Many years ago my husband introduced me to the movie “The Gumball Rally” (1976) about an amateur coast-to-coast road race. In it, the Italian driver, Franco, (Raul Julia) says what for me was a memorable line as he ripped off the rear view mirror and tossed it away. “The first rule of Italian driving: what is behind me is not important.”
Ah, if only it were that easy. When I haven’t produced enough new words I’m very adept at looking behind and torturing myself with what I haven’t accomplished, even if I’ve been doing other kinds of productive work like editing and marketing. I found Rachel Aaron’s book 2000 to 10,000 (which she recently updated) both helpful and daunting. I’m still working on regularly producing the 2000 words a day, let alone 10,000. That’s why I found Rachel’s post “Don’t Stomp on My Cake” from 8/22/13 so reassuring. (Thanks to Caroline Mickelson for telling me about it.)
Even someone like Rachel, who is very organized and is productive has days, or weeks, or even months, when other things get in the way of creating. Sometimes those things can be avoided or ignored, but some of them you just have to endure, or in some cases, enjoy.
In The Gumball Rally, Franco is very clear on his priorities. Have fun. Win the race. In that order. He was frequently distracted by beautiful women along the way, but he still came in second and he got the girl. Several girls, actually. Lamenting time lost while making love to a lovely woman wasn’t even on his list. Obviously, a certain amount of reflection is necessary to learn from the past so we don’t repeat the same mistakes over and over, but what constitutes a mistake is not always so obvious. Not every side trip is a mistake. Not everything that takes us away from writing is to be lamented.

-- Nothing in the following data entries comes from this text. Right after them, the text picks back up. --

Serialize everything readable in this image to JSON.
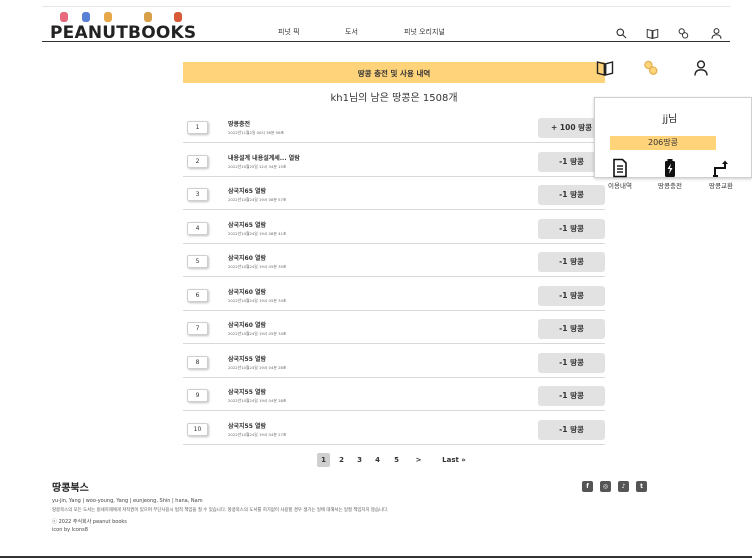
{
  "header": {
    "logo": "PEANUTBOOKS",
    "nav": [
      "피넛 픽",
      "도서",
      "피넛 오리지널"
    ],
    "icons": [
      "search-icon",
      "book-icon",
      "peanut-icon",
      "user-icon"
    ]
  },
  "main": {
    "section_title": "땅콩 충전 및 사용 내역",
    "remaining_text": "kh1님의 남은 땅콩은 1508개",
    "rows": [
      {
        "num": "1",
        "title": "땅콩충전",
        "date": "2022년11월2일 00시 36분 56초",
        "amount": "+ 100 땅콩"
      },
      {
        "num": "2",
        "title": "내용설계 내용설계세... 열람",
        "date": "2022년10월25일 12시 34분 15초",
        "amount": "-1 땅콩"
      },
      {
        "num": "3",
        "title": "삼국지65 열람",
        "date": "2022년10월24일 19시 08분 57초",
        "amount": "-1 땅콩"
      },
      {
        "num": "4",
        "title": "삼국지65 열람",
        "date": "2022년10월24일 19시 08분 41초",
        "amount": "-1 땅콩"
      },
      {
        "num": "5",
        "title": "삼국지60 열람",
        "date": "2022년10월24일 19시 05분 35초",
        "amount": "-1 땅콩"
      },
      {
        "num": "6",
        "title": "삼국지60 열람",
        "date": "2022년10월24일 19시 05분 34초",
        "amount": "-1 땅콩"
      },
      {
        "num": "7",
        "title": "삼국지60 열람",
        "date": "2022년10월24일 19시 05분 34초",
        "amount": "-1 땅콩"
      },
      {
        "num": "8",
        "title": "삼국지55 열람",
        "date": "2022년10월24일 19시 04분 28초",
        "amount": "-1 땅콩"
      },
      {
        "num": "9",
        "title": "삼국지55 열람",
        "date": "2022년10월24일 19시 04분 28초",
        "amount": "-1 땅콩"
      },
      {
        "num": "10",
        "title": "삼국지55 열람",
        "date": "2022년10월24일 19시 04분 27초",
        "amount": "-1 땅콩"
      }
    ],
    "pagination": {
      "pages": [
        "1",
        "2",
        "3",
        "4",
        "5"
      ],
      "current": "1",
      "next": ">",
      "last": "Last »"
    }
  },
  "popup": {
    "username": "jj님",
    "balance": "206땅콩",
    "actions": [
      {
        "label": "이용내역",
        "icon": "document-icon"
      },
      {
        "label": "땅콩충전",
        "icon": "battery-charge-icon"
      },
      {
        "label": "땅콩교환",
        "icon": "exchange-arrow-icon"
      }
    ]
  },
  "footer": {
    "brand": "땅콩북스",
    "credits": "yu-jin, Yang  |  woo-young, Yang  |  eunjeong, Shin  |  hana, Nam",
    "notice": "땅콩북스의 모든 도서는 읽세지제에게 저작권이 있으며 무단사용시 법적 책임을 질 수 있습니다. 땅콩북스의 도서를 허가없이 사용할 경우 생기는 일에 대해서는 일절 책임지지 않습니다.",
    "copyright": "ⓒ 2022 주식회사 peanut books",
    "icon_credit": "icon by Icons8",
    "social": [
      "facebook-icon",
      "instagram-icon",
      "tiktok-icon",
      "twitter-icon"
    ]
  },
  "colors": {
    "accent": "#ffd37a",
    "amount_bg": "#e2e2e2"
  }
}
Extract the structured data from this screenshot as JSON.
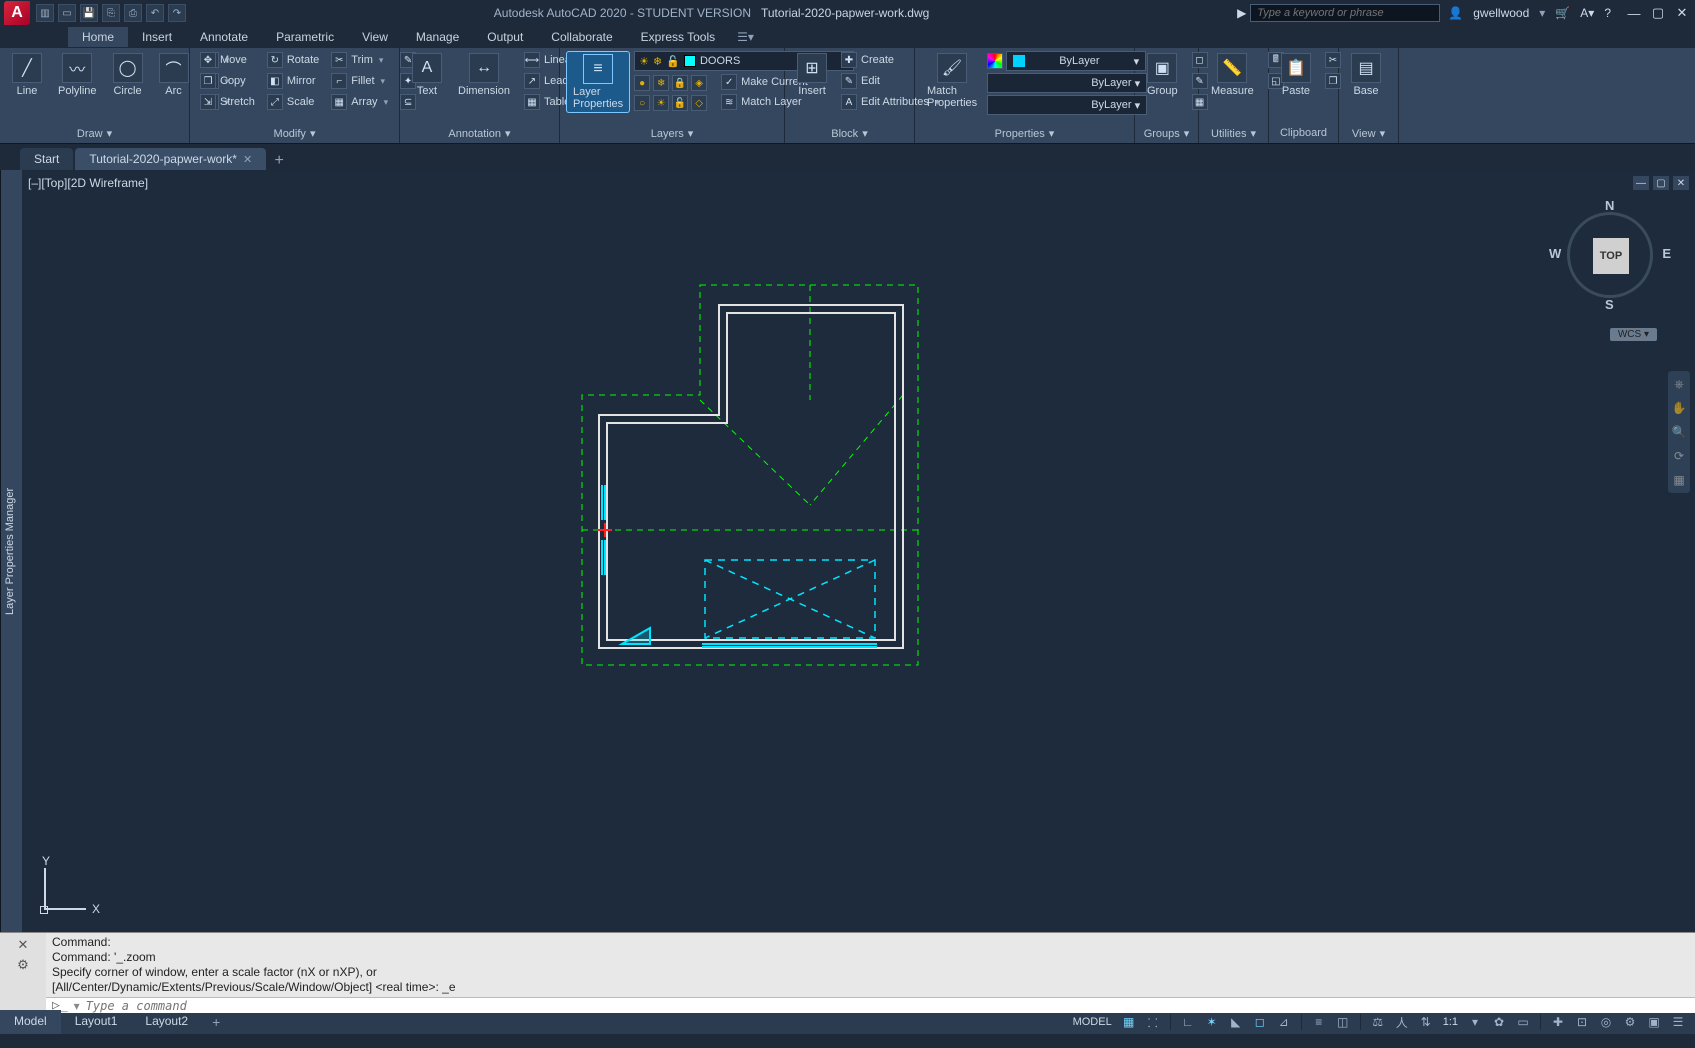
{
  "title": {
    "app": "Autodesk AutoCAD 2020 - STUDENT VERSION",
    "file": "Tutorial-2020-papwer-work.dwg"
  },
  "search": {
    "placeholder": "Type a keyword or phrase"
  },
  "user": "gwellwood",
  "menu": {
    "items": [
      "Home",
      "Insert",
      "Annotate",
      "Parametric",
      "View",
      "Manage",
      "Output",
      "Collaborate",
      "Express Tools"
    ],
    "active": "Home"
  },
  "ribbon": {
    "draw": {
      "title": "Draw",
      "line": "Line",
      "polyline": "Polyline",
      "circle": "Circle",
      "arc": "Arc"
    },
    "modify": {
      "title": "Modify",
      "move": "Move",
      "copy": "Copy",
      "stretch": "Stretch",
      "rotate": "Rotate",
      "mirror": "Mirror",
      "scale": "Scale",
      "trim": "Trim",
      "fillet": "Fillet",
      "array": "Array"
    },
    "annotation": {
      "title": "Annotation",
      "text": "Text",
      "dimension": "Dimension",
      "linear": "Linear",
      "leader": "Leader",
      "table": "Table"
    },
    "layers": {
      "title": "Layers",
      "properties": "Layer\nProperties",
      "current": "DOORS",
      "make_current": "Make Current",
      "match": "Match Layer"
    },
    "block": {
      "title": "Block",
      "insert": "Insert",
      "create": "Create",
      "edit": "Edit",
      "edit_attr": "Edit Attributes"
    },
    "properties": {
      "title": "Properties",
      "match": "Match\nProperties",
      "bylayer": "ByLayer"
    },
    "groups": {
      "title": "Groups",
      "group": "Group"
    },
    "utilities": {
      "title": "Utilities",
      "measure": "Measure"
    },
    "clipboard": {
      "title": "Clipboard",
      "paste": "Paste"
    },
    "view": {
      "title": "View",
      "base": "Base"
    }
  },
  "doctabs": {
    "start": "Start",
    "current": "Tutorial-2020-papwer-work*"
  },
  "viewport": {
    "label": "[–][Top][2D Wireframe]"
  },
  "viewcube": {
    "n": "N",
    "s": "S",
    "e": "E",
    "w": "W",
    "top": "TOP",
    "wcs": "WCS"
  },
  "ucs": {
    "x": "X",
    "y": "Y"
  },
  "side_panel": "Layer Properties Manager",
  "cmd": {
    "line1": "Command:",
    "line2": "Command: '_.zoom",
    "line3": "Specify corner of window, enter a scale factor (nX or nXP), or",
    "line4": "[All/Center/Dynamic/Extents/Previous/Scale/Window/Object] <real time>: _e",
    "placeholder": "Type a command"
  },
  "status": {
    "model": "Model",
    "layout1": "Layout1",
    "layout2": "Layout2",
    "mode": "MODEL",
    "scale": "1:1"
  }
}
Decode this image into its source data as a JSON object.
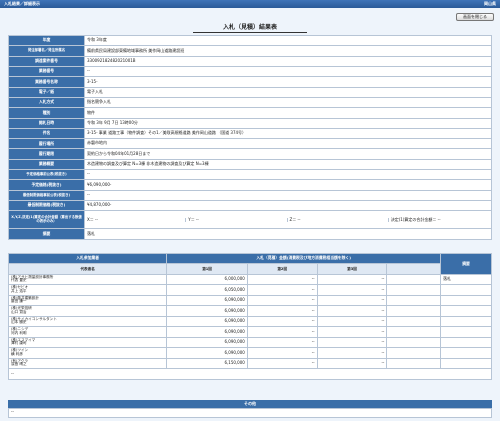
{
  "header": {
    "breadcrumb": "入札結果／詳細表示",
    "agency": "岡山県"
  },
  "close_button": "画面を閉じる",
  "page_title": "入札（見積）結果表",
  "detail": {
    "fiscal_year_label": "年度",
    "fiscal_year": "令和 3年度",
    "orderer_label": "発注部署名／発注所属名",
    "orderer": "備前県民局建設部東備地域事務所 美作岡山道路建設班",
    "tender_no_label": "調達案件番号",
    "tender_no": "330092182482021001B",
    "project_no_label": "業務番号",
    "project_no": "--",
    "project_name_label": "業務番号名称",
    "project_name": "3-15-",
    "epaper_label": "電子／紙",
    "epaper": "電子入札",
    "bid_method_label": "入札方式",
    "bid_method": "指名競争入札",
    "type_label": "種別",
    "type": "物件",
    "open_date_label": "開札日時",
    "open_date": "令和 3年 9月 7日 13時00分",
    "title_label": "件名",
    "title": "3-15- 事業 道路工事（物件調査）その1／美咲高規格道路 美作岡山道路 （国道 374号）",
    "place_label": "履行場所",
    "place": "赤磐市地内",
    "period_label": "履行期限",
    "period": "契約日から令和04年01月28日まで",
    "summary_label": "業務概要",
    "summary": "木造建物の調査及び算定 N=3棟 非木造建物の調査及び算定 N=3棟",
    "planned_label": "予定価格事前公表(税抜き)",
    "planned": "--",
    "planned_post_label": "予定価格(税抜き)",
    "planned_post": "¥6,090,000-",
    "min_pre_label": "最低制限価格事前公表(税抜き)",
    "min_pre": "--",
    "min_post_label": "最低制限価格(税抜き)",
    "min_post": "¥4,870,000-",
    "score_label": "X,Y,Z,決定(1)算定の合計金額（算出する数値の表示のみ）",
    "score_x": "X＝ --",
    "score_y": "Y＝ --",
    "score_z": "Z＝ --",
    "score_decision": "決定(1)算定の合計金額＝ --",
    "remarks_label": "摘要",
    "remarks": "落札"
  },
  "bidders": {
    "participant_label": "入札参加業者",
    "amount_group_label": "入札（見積）金額(消費税及び地方消費税相当額を除く)",
    "remarks_label": "摘要",
    "name_col": "代表者名",
    "round1": "第1回",
    "round2": "第2回",
    "round3": "第3回",
    "rows": [
      {
        "name": "(株)アサヒ測量設計事務所",
        "rep": "代表 豊史",
        "amount": "6,000,000",
        "r2": "--",
        "r3": "--",
        "remark": "落札"
      },
      {
        "name": "(株)セビオ",
        "rep": "井上 浩平",
        "amount": "6,050,000",
        "r2": "--",
        "r3": "--",
        "remark": ""
      },
      {
        "name": "(株)藤井建築設計",
        "rep": "藤田 謙一",
        "amount": "6,090,000",
        "r2": "--",
        "r3": "--",
        "remark": ""
      },
      {
        "name": "(株)光栄技研",
        "rep": "山口 賢治",
        "amount": "6,090,000",
        "r2": "--",
        "r3": "--",
        "remark": ""
      },
      {
        "name": "(株)サイカイコンサルタント",
        "rep": "山本 勝史",
        "amount": "6,090,000",
        "r2": "--",
        "r3": "--",
        "remark": ""
      },
      {
        "name": "(株)ニシデ",
        "rep": "河内 利明",
        "amount": "6,090,000",
        "r2": "--",
        "r3": "--",
        "remark": ""
      },
      {
        "name": "(株)エスマイマ",
        "rep": "澤村 康司",
        "amount": "6,090,000",
        "r2": "--",
        "r3": "--",
        "remark": ""
      },
      {
        "name": "(株)ツイン",
        "rep": "横 利彦",
        "amount": "6,090,000",
        "r2": "--",
        "r3": "--",
        "remark": ""
      },
      {
        "name": "(有)アクラ",
        "rep": "濱島 晴之",
        "amount": "6,150,000",
        "r2": "--",
        "r3": "--",
        "remark": ""
      }
    ],
    "footer_value": "--"
  },
  "other": {
    "label": "その他",
    "value": "--"
  }
}
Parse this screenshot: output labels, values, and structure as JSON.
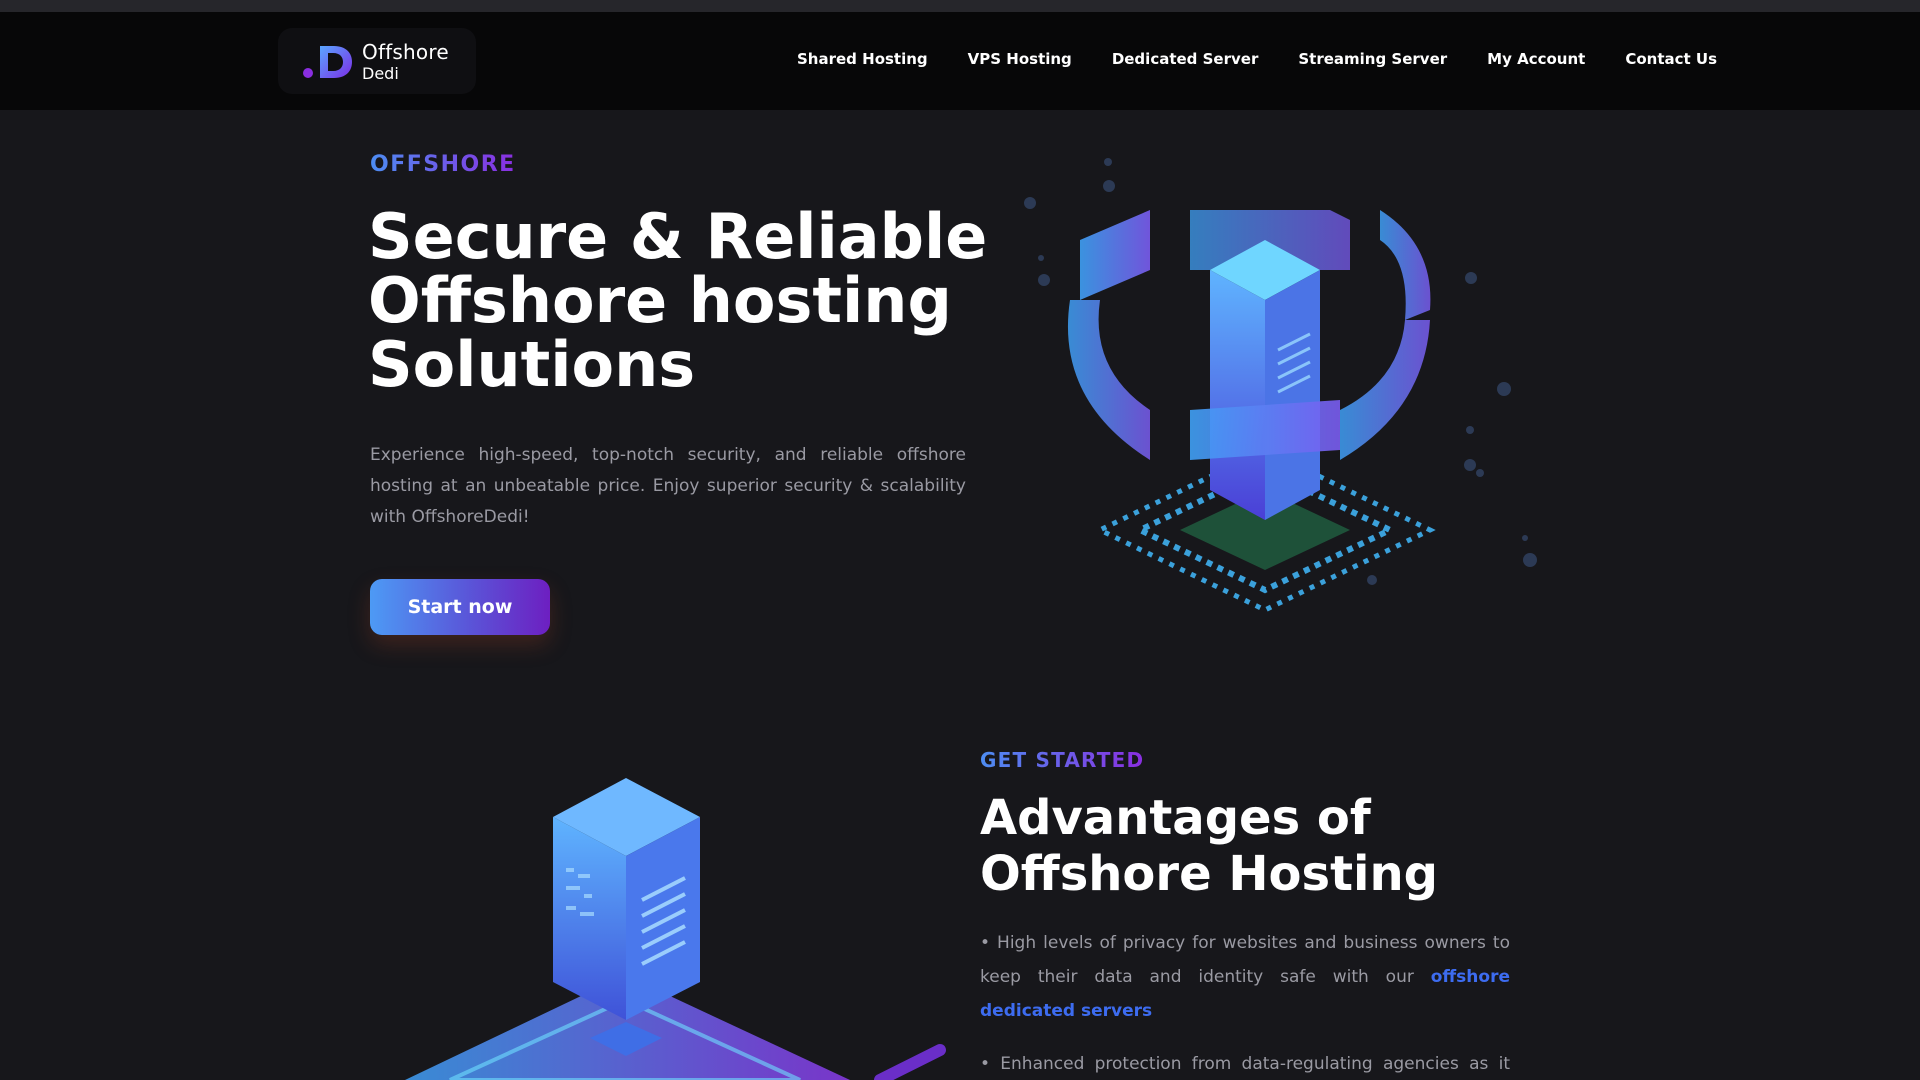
{
  "brand": {
    "name_line1": "Offshore",
    "name_line2": "Dedi",
    "mark_letter": "D"
  },
  "nav": {
    "items": [
      {
        "label": "Shared Hosting"
      },
      {
        "label": "VPS Hosting"
      },
      {
        "label": "Dedicated Server"
      },
      {
        "label": "Streaming Server"
      },
      {
        "label": "My Account"
      },
      {
        "label": "Contact Us"
      }
    ]
  },
  "hero": {
    "eyebrow": "OFFSHORE",
    "title_line1": "Secure & Reliable",
    "title_line2": "Offshore hosting",
    "title_line3": "Solutions",
    "description": "Experience high-speed, top-notch security, and reliable offshore hosting at an unbeatable price. Enjoy superior security & scalability with OffshoreDedi!",
    "cta_label": "Start now"
  },
  "advantages": {
    "eyebrow": "GET STARTED",
    "title_line1": "Advantages of",
    "title_line2": "Offshore Hosting",
    "bullet1_text": "• High levels of privacy for websites and business owners to keep their data and identity safe with our ",
    "bullet1_link": "offshore dedicated servers",
    "bullet2_text": "• Enhanced protection from data-regulating agencies as it offers"
  },
  "colors": {
    "background": "#17171b",
    "navbar": "#070708",
    "accent_blue": "#4d8df2",
    "accent_purple": "#8a2ee0",
    "link": "#3d6cf0",
    "muted_text": "#9a9aa3"
  },
  "icons": {
    "hero_illustration": "isometric-server-ring-illustration",
    "section_illustration": "isometric-server-stack-illustration"
  }
}
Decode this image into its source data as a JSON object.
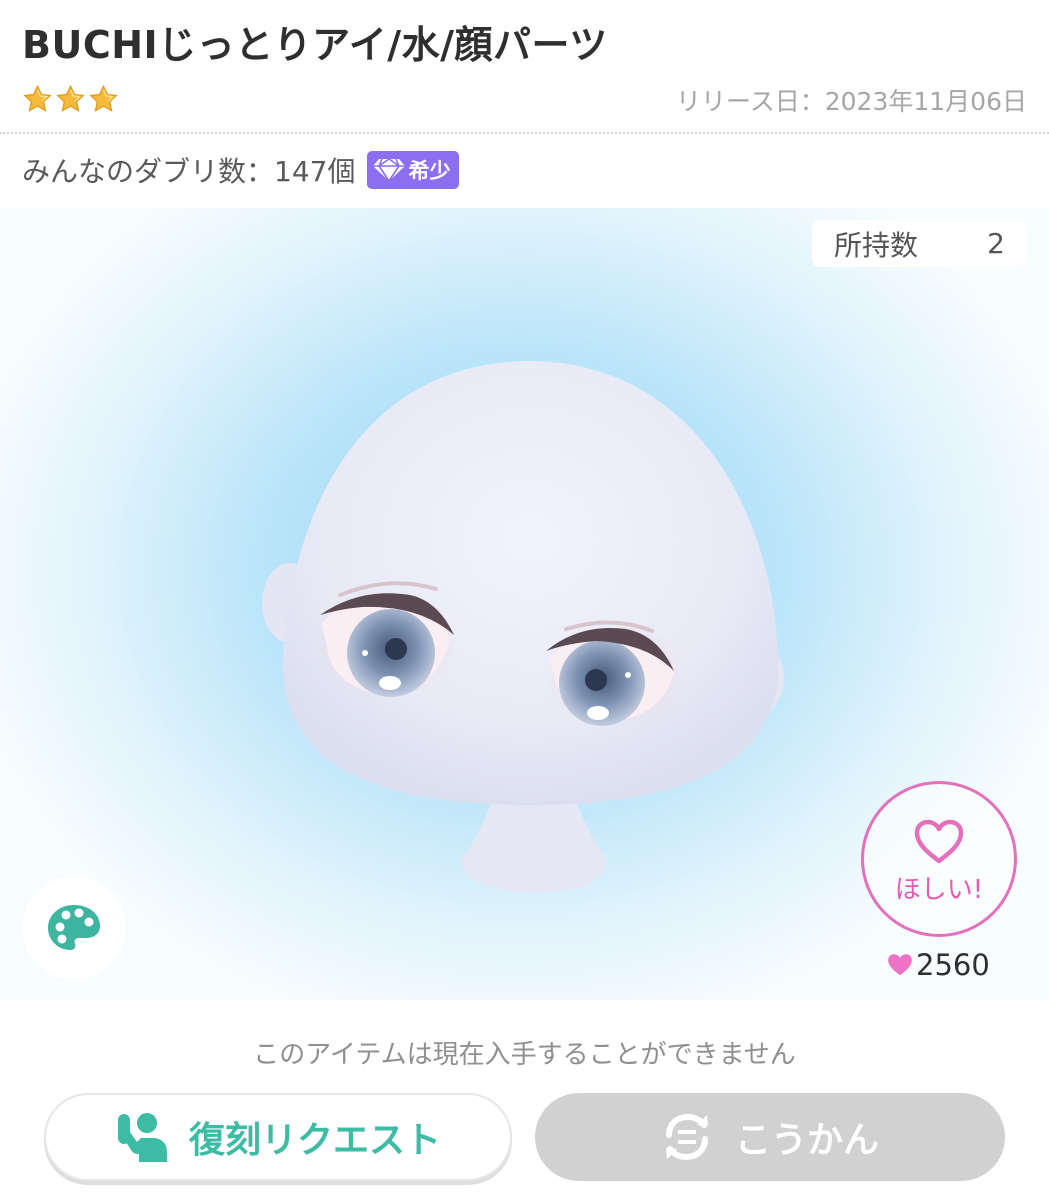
{
  "item": {
    "name": "BUCHIじっとりアイ/水/顔パーツ",
    "rarity_stars": 3,
    "release_label": "リリース日：2023年11月06日",
    "duplicate_label": "みんなのダブリ数：147個",
    "rare_badge_label": "希少",
    "owned_label": "所持数",
    "owned_count": "2"
  },
  "actions": {
    "want_label": "ほしい!",
    "like_count": "2560",
    "unavailable_notice": "このアイテムは現在入手することができません",
    "request_label": "復刻リクエスト",
    "exchange_label": "こうかん"
  },
  "icons": {
    "stars": "star-icon",
    "rare_badge": "diamond-icon",
    "palette": "palette-icon",
    "want": "heart-outline-icon",
    "like": "heart-icon",
    "request": "person-raising-hand-icon",
    "exchange": "exchange-arrows-icon"
  },
  "colors": {
    "star": "#f6b93b",
    "rare_badge": "#8b6ff0",
    "want_accent": "#e36fbd",
    "request_text": "#3cbba5",
    "exchange_disabled": "#d1d1d1"
  }
}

Lamenting the past steals energy from the present. Don’t give it that power. Relax. Take a a deep breath. Are those flowers you smell?
Now that you’re re-energized, get back to work. 🙂